“We targeted Florida for that specifically and then within the State of Florida, where did we see the most opportunity to grow our business and really find and retain talent,” Frydman said. Miami Beach, he said, allows the firm to “be a little more boutique-y and differentiated” from the larger firms in the financial sector that are not on the Beach.  “We really wanted to separate and differentiate ourselves that way and we found our way to the Beach and looked for the best office space we could find, and we think it’s really going to be a fantastic opportunity to grow the business.”

GMF anticipates moving into their space before the end of the year. 

Williams said the incentives for GMF and Melvin are “probably in the area of $30,000” per year based on employment projections. The City Commission approved the jobs incentives for the two companies at its September 30 meeting.

BTIG, a New York-based global financial services firm, also announced it will open a regional office here and utilize the expedited permitting process. No word as yet on if they will apply for the jobs incentives. In another memo last month, City Manager Alina Hudak informed Commissioners that BTIG plans to relocate or hire 20 employees in high-wage jobs in the coming year with plans to scale up to a total of 50 employees within four years. 
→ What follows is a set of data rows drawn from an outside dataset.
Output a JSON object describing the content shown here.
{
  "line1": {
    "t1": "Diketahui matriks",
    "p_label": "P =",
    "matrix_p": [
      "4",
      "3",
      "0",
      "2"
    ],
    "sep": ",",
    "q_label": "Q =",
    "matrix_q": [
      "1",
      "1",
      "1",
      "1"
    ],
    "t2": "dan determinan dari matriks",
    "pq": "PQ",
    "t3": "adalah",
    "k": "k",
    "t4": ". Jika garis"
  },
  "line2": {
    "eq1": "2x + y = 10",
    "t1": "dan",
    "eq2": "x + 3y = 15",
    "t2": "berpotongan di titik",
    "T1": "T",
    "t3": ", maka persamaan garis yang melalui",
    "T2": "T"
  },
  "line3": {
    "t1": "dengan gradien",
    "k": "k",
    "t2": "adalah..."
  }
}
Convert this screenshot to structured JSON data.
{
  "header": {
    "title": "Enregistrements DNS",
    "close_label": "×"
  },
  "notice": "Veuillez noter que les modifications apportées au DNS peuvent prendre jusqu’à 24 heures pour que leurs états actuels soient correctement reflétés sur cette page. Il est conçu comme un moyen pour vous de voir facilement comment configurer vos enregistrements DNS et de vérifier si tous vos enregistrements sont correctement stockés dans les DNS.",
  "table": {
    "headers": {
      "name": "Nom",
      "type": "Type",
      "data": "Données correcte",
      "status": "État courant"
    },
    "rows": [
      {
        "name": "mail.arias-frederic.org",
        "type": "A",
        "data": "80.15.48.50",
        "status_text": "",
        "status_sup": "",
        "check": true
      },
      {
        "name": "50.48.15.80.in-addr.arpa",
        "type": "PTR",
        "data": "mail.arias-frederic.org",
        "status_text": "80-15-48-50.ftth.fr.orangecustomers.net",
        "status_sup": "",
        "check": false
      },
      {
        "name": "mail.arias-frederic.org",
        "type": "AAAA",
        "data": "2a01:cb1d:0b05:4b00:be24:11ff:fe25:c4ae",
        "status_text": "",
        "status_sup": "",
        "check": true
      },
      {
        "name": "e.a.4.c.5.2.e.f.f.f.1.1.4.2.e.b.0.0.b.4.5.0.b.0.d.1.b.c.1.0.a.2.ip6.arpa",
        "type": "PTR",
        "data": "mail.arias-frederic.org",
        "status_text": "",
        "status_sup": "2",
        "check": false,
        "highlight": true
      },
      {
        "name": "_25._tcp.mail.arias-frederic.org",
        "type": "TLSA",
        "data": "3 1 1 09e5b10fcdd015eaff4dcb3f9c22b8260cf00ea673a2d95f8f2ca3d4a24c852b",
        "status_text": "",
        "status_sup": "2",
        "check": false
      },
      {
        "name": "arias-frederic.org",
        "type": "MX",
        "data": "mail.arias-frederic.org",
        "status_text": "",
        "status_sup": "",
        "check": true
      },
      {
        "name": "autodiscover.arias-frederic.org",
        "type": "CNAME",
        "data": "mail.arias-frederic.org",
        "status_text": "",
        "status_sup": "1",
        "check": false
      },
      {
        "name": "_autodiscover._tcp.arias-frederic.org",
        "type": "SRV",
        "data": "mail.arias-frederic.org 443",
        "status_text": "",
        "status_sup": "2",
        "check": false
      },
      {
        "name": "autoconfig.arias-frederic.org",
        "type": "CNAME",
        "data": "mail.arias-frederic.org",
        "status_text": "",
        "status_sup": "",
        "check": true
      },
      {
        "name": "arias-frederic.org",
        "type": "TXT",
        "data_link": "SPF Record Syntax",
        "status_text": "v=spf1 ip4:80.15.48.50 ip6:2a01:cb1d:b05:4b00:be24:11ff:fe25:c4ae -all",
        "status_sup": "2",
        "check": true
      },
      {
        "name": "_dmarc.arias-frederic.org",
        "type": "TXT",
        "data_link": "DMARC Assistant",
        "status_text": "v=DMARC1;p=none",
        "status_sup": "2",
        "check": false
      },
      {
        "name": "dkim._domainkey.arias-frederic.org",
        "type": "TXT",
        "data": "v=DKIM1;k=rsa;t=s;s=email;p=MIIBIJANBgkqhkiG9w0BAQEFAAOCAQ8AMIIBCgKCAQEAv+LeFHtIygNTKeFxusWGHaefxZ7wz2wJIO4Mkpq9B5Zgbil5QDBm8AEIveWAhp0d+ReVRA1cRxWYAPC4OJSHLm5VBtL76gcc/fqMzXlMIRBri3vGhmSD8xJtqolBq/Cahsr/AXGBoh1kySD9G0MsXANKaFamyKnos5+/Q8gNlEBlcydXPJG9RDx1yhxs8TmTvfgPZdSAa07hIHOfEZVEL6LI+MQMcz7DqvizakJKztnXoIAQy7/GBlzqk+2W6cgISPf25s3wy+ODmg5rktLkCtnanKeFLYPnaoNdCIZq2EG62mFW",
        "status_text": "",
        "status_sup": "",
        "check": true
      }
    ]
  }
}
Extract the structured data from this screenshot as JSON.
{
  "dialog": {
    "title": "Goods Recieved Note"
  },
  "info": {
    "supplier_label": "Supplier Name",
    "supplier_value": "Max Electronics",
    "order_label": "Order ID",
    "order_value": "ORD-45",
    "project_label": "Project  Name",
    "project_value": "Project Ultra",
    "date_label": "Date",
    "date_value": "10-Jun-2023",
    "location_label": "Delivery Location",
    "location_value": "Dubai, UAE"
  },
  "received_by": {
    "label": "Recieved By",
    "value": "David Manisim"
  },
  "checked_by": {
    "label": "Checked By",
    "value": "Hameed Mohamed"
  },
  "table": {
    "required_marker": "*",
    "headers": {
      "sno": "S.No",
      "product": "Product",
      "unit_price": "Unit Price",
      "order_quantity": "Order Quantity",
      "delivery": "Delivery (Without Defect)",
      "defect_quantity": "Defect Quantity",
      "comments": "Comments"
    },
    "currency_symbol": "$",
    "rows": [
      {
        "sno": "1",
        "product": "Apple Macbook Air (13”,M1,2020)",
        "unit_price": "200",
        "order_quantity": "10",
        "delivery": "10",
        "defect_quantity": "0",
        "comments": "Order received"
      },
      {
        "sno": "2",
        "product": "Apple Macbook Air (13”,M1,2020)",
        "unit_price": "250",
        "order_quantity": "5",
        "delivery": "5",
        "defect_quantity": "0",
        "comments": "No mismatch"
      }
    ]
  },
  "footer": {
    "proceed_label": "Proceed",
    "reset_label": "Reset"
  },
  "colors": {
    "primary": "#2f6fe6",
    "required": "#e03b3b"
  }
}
At this week’s Finance Committee meeting, Commissioner Mark Samuelian said, “To the residents that are listening out there, these are the businesses that are going to help fund the services that we so badly want to offer. These are the businesses that are going to provide diversification if, heaven forbid, there are other issues hitting tourism.”

Committee Chair Commissioner Ricky Arriola told Williams and the Economic Development and Communications teams, “This is critical for our city that you and we be successful in this because we can really reposition our city in a really good spot for the long term and address some of the challenges that we’ve been talking about for the past couple of years.”

Referencing the “bold-faced names” who’ve moved their families and businesses or are in the process of moving their businesses here, he said, “They believe in our future, but they also have some needs. I think all of us are looking to bring Class A office space because we want them to open their offices here in Miami Beach.”

“If we all pull this off,” Arriola said, “We will make Miami Beach more resilient from an economic perspective, a better-quality place to live, and I think for the next generation, our children, Miami, Miami Beach will be the upper echelon of cities in the country. If you look at things that are happening in places like San Francisco and Portland and New York, they’re going backwards. We’re moving forward. Our ability to attract on a permanent basis these world-class companies will really put our community in a great position for the next generation or two, so what you guys are doing is a big part of that so, you know, I’m rooting for you, counting on you to pull it off.”

Photo: Shutterstock.com
 

Commissioner Floats Idea for Miami Beach Arts and Culture G.O. Bond


Susan Askew
Susan Askew
First step, inventory of City facilities needing upgrades

Miami Beach and Aspen Institute Announce Global Climate Event


Susan Askew
Susan Askew
New Ideas Festival to Launch in March 2022